*Source records:*
▽
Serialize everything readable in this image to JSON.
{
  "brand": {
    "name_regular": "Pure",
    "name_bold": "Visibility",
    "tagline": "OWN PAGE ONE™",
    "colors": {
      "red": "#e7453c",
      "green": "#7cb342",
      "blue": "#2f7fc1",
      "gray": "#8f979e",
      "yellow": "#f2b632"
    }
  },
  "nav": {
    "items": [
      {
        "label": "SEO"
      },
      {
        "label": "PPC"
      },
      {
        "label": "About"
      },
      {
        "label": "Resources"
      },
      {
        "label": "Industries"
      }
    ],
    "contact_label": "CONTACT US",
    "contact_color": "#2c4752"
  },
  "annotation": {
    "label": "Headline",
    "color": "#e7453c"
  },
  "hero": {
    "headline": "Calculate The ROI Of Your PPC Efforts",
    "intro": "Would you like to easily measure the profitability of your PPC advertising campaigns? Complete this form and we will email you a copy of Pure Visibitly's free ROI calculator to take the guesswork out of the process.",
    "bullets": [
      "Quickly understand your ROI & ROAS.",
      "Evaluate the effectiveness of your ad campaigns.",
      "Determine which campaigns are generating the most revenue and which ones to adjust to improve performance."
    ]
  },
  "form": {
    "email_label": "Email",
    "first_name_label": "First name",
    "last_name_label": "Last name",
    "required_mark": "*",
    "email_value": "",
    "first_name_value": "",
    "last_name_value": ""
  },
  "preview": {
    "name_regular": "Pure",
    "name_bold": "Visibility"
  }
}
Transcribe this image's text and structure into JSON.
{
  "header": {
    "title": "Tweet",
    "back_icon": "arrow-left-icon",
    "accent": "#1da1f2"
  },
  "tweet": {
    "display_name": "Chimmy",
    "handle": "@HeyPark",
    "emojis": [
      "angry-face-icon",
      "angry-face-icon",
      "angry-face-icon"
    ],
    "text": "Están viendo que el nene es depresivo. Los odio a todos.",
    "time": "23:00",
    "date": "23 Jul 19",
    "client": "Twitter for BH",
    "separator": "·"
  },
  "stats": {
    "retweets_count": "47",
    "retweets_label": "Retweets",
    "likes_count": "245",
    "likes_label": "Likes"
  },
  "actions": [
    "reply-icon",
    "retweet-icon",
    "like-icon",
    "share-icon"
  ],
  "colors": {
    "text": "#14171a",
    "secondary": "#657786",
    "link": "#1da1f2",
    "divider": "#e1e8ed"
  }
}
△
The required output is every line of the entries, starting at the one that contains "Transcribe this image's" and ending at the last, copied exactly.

Transcribe this image's text and structure into JSON.
{
  "header": {
    "title": "Tweet",
    "back_icon": "arrow-left-icon",
    "accent": "#1da1f2"
  },
  "tweet": {
    "display_name": "Chimmy",
    "handle": "@HeyPark",
    "emojis": [
      "angry-face-icon",
      "angry-face-icon",
      "angry-face-icon"
    ],
    "text": "Están viendo que el nene es depresivo. Los odio a todos.",
    "time": "23:00",
    "date": "23 Jul 19",
    "client": "Twitter for BH",
    "separator": "·"
  },
  "stats": {
    "retweets_count": "47",
    "retweets_label": "Retweets",
    "likes_count": "245",
    "likes_label": "Likes"
  },
  "actions": [
    "reply-icon",
    "retweet-icon",
    "like-icon",
    "share-icon"
  ],
  "colors": {
    "text": "#14171a",
    "secondary": "#657786",
    "link": "#1da1f2",
    "divider": "#e1e8ed"
  }
}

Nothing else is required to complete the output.